But then Heifer and CAFESA, the local grassroots organization, started offering veterinarian classes near her village, so that residents would be able to administer medicine to animals suffering from parasites or mastitis.
These "para-vets" are paid by the livestock owner - they usually gross around $75 a month. But their real success is their new-found confidence and self-esteem.
Heifer's Animal Well-Being Guidelines
Heifer conducts training programs for para-vets, or Community Animal Health Workers (CAHW) when local professional veterinary care isn't available. It's one of several strictly-followed Animal Well-Being Guidelines, which also include:
From Worst to Best
Salcedo's trainers remember Vivianna as one of the worst in the class, and they considered asking her to leave. What they didn't know was that she was always in pain, suffering from ulcers.
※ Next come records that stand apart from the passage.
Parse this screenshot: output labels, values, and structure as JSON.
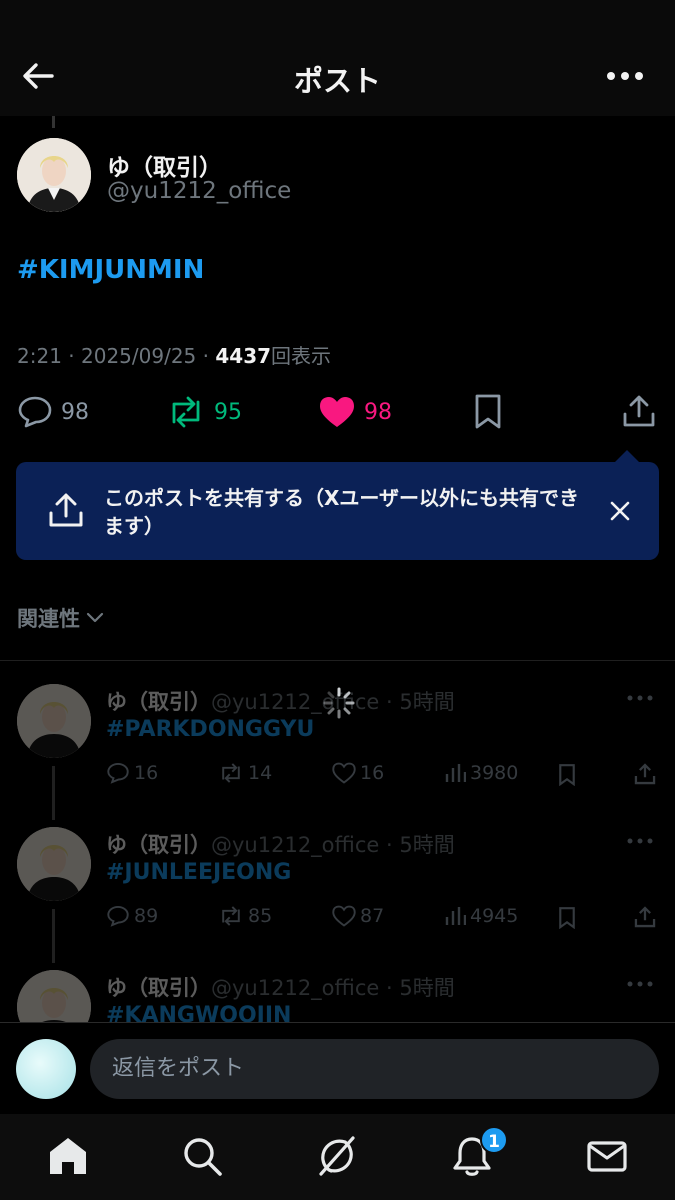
{
  "header": {
    "title": "ポスト"
  },
  "post": {
    "author_name": "ゆ（取引）",
    "author_handle": "@yu1212_office",
    "text": "#KIMJUNMIN",
    "time": "2:21",
    "sep1": " · ",
    "date": "2025/09/25",
    "sep2": " · ",
    "views": "4437",
    "views_label": "回表示",
    "replies": "98",
    "reposts": "95",
    "likes": "98"
  },
  "tooltip": {
    "text": "このポストを共有する（Xユーザー以外にも共有できます）"
  },
  "sort": {
    "label": "関連性"
  },
  "replies": [
    {
      "name": "ゆ（取引）",
      "handle": "@yu1212_office",
      "time_sep": " · ",
      "time": "5時間",
      "tag": "#PARKDONGGYU",
      "replies": "16",
      "reposts": "14",
      "likes": "16",
      "views": "3980"
    },
    {
      "name": "ゆ（取引）",
      "handle": "@yu1212_office",
      "time_sep": " · ",
      "time": "5時間",
      "tag": "#JUNLEEJEONG",
      "replies": "89",
      "reposts": "85",
      "likes": "87",
      "views": "4945"
    },
    {
      "name": "ゆ（取引）",
      "handle": "@yu1212_office",
      "time_sep": " · ",
      "time": "5時間",
      "tag": "#KANGWOOJIN"
    }
  ],
  "reply_box": {
    "placeholder": "返信をポスト"
  },
  "nav": {
    "notifications_badge": "1"
  },
  "colors": {
    "accent": "#1d9bf0",
    "repost": "#00ba7c",
    "like": "#f91880",
    "tooltip_bg": "#0b2156"
  }
}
But Vivianna was determined to finish the class, and today, she's the first one her neighbors call on for assistance.
Vivianna bought four pigs with the initial money she earned as a para-vet, and now she's saving to convert her wooden house into one made of sturdier cement blocks.
"Before, I had to ask my husband for everything," she said. "Now, my biggest liberation is making my own money. I'm a new Vivianna, and if my husband leaves, I will be OK."